About this exercise: Your task is to find every line in the records that holds the string "YOGA" and copy it.

Dataset rows describing interfaces

┌──

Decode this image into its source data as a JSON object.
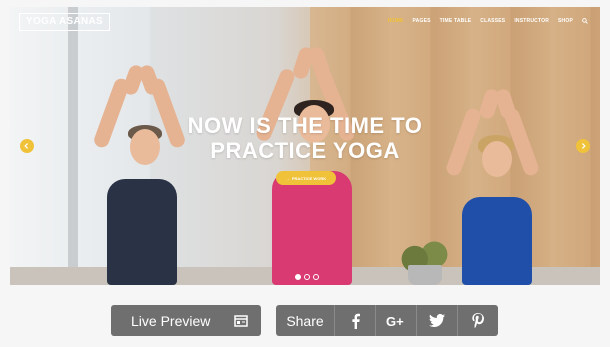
{
  "site": {
    "logo": "YOGA ASANAS",
    "nav": [
      "HOME",
      "PAGES",
      "TIME TABLE",
      "CLASSES",
      "INSTRUCTOR",
      "SHOP"
    ]
  },
  "hero": {
    "headline_line1": "NOW IS THE TIME TO",
    "headline_line2": "PRACTICE YOGA",
    "cta_label": "PRACTICE WORK",
    "slides_total": 3,
    "slide_active": 1
  },
  "actions": {
    "live_preview": "Live Preview",
    "share": "Share",
    "social": [
      "facebook-icon",
      "google-plus-icon",
      "twitter-icon",
      "pinterest-icon"
    ]
  },
  "colors": {
    "accent": "#f0c23a",
    "button": "#6f6f6f"
  }
}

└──

Answer:
    "logo": "YOGA ASANAS",
    "headline_line2": "PRACTICE YOGA",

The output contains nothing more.